### ASSIGNMENT
Copy each line of the records below that has "Engineering" in it.

Dataset entries
===

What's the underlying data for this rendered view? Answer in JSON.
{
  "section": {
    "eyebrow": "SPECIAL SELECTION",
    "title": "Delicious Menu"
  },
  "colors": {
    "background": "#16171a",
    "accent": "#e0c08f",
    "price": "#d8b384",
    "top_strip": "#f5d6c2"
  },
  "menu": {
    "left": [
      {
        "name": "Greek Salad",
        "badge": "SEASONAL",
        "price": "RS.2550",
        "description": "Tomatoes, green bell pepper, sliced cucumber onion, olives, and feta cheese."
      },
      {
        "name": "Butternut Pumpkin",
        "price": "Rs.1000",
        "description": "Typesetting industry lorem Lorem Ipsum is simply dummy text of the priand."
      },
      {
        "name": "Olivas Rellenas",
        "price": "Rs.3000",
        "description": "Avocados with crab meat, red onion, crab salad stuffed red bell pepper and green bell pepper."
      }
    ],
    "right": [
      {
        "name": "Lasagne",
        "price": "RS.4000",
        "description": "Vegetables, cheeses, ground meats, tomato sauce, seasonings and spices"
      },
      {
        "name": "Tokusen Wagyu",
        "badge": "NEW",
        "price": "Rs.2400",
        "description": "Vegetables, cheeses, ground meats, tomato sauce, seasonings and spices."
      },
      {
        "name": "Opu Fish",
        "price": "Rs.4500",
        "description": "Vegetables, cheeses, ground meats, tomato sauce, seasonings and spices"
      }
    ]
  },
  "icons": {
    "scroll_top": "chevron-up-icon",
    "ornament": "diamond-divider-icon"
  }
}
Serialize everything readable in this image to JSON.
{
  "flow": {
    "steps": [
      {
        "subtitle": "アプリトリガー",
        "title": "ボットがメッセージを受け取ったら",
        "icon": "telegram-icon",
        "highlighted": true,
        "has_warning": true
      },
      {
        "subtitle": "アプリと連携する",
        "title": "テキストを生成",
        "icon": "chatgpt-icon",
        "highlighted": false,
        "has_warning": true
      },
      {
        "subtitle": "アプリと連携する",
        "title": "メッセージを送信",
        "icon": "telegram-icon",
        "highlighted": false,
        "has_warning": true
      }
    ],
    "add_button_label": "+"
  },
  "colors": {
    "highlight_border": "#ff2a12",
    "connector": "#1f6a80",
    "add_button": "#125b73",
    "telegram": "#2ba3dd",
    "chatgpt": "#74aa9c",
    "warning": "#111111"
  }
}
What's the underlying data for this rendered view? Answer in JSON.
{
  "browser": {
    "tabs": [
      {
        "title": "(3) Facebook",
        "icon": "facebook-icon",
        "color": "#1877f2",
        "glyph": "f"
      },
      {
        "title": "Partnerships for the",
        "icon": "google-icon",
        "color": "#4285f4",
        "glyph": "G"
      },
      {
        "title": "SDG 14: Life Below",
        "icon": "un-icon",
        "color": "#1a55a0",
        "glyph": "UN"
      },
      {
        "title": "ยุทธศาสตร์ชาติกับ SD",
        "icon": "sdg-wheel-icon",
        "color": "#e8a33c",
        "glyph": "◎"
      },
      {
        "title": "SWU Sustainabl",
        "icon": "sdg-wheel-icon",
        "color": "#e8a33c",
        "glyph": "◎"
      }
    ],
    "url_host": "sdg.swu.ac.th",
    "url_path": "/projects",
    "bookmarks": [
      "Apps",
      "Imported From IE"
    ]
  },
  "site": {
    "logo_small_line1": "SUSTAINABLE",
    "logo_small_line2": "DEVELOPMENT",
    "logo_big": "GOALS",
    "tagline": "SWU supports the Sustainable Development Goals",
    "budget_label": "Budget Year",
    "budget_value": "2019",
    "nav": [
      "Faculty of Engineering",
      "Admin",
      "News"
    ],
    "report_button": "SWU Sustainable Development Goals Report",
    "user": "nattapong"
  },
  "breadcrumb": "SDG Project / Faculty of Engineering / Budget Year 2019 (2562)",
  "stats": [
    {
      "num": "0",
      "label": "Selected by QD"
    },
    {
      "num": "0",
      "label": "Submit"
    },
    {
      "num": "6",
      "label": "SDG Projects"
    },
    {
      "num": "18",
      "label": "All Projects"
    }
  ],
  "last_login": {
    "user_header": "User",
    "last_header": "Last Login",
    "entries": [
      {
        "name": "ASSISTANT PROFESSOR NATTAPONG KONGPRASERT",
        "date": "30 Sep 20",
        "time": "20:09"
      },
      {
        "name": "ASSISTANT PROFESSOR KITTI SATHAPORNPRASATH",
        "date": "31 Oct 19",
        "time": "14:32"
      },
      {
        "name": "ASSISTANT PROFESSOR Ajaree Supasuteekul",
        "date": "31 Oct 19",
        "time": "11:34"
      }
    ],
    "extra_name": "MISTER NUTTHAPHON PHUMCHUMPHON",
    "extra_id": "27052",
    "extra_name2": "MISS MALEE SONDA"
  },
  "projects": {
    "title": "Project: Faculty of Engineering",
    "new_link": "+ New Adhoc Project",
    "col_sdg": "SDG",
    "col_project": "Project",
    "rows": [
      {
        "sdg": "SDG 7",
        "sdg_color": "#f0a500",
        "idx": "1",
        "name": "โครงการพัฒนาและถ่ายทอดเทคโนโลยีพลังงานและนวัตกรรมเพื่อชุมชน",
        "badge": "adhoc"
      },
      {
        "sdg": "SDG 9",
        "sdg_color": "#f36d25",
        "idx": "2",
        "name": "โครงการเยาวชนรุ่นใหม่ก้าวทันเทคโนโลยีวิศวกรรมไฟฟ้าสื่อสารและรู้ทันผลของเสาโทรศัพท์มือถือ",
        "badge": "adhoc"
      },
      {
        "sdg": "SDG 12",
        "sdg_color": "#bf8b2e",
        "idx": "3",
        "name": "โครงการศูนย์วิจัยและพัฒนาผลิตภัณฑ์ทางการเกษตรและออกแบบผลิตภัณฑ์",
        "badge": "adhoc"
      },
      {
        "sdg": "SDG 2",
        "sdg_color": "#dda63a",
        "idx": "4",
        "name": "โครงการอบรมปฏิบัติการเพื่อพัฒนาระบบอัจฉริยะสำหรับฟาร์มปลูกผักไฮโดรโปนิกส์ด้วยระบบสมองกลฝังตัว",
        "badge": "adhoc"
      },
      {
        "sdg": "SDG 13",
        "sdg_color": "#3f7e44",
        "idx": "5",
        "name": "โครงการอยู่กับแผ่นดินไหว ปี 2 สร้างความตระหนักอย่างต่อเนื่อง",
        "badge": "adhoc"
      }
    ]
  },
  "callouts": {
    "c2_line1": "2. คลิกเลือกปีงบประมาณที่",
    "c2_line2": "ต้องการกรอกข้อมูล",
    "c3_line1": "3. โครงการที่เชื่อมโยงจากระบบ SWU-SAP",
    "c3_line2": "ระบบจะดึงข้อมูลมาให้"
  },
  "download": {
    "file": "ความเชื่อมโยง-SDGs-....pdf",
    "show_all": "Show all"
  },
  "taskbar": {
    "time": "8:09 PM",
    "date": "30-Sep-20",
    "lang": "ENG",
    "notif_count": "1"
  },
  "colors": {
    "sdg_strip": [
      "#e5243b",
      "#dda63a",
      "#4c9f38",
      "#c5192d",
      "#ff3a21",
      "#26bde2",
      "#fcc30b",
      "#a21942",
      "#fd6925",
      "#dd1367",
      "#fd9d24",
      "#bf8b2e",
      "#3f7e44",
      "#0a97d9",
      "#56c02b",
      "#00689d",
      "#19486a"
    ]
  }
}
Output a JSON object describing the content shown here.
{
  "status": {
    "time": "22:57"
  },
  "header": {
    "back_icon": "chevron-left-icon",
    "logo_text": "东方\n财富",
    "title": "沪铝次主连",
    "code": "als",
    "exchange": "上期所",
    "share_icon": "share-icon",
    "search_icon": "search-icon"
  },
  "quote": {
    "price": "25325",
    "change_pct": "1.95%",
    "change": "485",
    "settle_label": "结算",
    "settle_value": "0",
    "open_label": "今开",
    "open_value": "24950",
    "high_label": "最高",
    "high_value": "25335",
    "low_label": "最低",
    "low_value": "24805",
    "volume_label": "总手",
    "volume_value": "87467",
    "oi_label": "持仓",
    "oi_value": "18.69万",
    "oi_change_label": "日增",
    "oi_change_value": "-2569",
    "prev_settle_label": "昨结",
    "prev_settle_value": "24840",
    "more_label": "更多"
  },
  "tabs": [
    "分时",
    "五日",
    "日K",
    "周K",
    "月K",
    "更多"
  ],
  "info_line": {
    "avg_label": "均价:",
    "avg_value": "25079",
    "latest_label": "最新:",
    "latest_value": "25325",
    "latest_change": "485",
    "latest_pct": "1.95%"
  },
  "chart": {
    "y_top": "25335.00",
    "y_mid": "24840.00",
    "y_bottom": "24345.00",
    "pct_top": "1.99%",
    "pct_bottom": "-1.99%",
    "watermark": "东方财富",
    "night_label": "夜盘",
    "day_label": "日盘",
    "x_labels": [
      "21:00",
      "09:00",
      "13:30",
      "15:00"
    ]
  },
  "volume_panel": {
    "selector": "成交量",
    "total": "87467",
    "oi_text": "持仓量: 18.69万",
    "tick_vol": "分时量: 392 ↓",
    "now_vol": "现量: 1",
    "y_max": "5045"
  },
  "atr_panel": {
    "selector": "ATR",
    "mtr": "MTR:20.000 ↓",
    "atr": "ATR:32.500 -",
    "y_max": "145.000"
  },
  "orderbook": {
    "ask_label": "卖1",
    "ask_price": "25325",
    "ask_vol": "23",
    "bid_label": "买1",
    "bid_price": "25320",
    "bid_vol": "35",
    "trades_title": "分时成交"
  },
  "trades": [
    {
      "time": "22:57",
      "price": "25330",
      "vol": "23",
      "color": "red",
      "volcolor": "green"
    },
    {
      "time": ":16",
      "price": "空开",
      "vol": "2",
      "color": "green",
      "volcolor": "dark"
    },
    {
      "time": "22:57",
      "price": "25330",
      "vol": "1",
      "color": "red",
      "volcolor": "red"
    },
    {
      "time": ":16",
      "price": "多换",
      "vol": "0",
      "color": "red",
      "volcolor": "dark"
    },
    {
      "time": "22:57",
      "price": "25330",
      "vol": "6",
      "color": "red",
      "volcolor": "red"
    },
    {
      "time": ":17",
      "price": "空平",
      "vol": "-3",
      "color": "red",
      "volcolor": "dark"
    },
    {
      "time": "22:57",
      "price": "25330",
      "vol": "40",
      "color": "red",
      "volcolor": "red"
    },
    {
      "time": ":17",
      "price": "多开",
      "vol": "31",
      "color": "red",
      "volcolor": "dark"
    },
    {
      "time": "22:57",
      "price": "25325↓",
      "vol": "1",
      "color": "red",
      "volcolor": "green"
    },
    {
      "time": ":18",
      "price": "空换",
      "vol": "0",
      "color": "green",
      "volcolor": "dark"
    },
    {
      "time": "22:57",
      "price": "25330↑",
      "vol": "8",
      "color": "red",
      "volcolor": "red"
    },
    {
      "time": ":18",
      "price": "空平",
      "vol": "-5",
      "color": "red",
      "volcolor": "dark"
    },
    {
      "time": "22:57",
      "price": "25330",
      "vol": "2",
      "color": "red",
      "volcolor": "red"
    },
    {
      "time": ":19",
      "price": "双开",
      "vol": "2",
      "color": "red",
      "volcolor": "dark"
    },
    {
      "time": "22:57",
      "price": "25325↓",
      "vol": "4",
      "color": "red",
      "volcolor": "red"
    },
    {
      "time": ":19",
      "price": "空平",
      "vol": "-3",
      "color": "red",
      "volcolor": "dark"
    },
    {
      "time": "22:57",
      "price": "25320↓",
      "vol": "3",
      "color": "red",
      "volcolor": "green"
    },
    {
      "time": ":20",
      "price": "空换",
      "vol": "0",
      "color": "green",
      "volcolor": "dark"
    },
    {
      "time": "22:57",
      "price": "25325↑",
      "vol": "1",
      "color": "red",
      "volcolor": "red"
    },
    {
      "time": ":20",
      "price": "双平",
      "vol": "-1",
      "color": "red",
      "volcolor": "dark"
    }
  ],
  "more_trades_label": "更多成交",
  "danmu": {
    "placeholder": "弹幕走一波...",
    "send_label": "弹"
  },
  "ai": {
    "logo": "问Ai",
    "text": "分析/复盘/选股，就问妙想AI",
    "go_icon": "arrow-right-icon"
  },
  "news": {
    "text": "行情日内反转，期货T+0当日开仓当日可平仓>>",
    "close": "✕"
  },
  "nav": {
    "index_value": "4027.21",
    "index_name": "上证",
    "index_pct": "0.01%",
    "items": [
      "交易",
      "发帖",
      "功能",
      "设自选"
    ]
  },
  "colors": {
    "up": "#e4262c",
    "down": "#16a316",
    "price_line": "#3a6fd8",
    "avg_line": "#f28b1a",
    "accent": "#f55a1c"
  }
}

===

### SOLUTION BELOW
      "Faculty of Engineering",
  "breadcrumb": "SDG Project / Faculty of Engineering / Budget Year 2019 (2562)",
    "title": "Project: Faculty of Engineering",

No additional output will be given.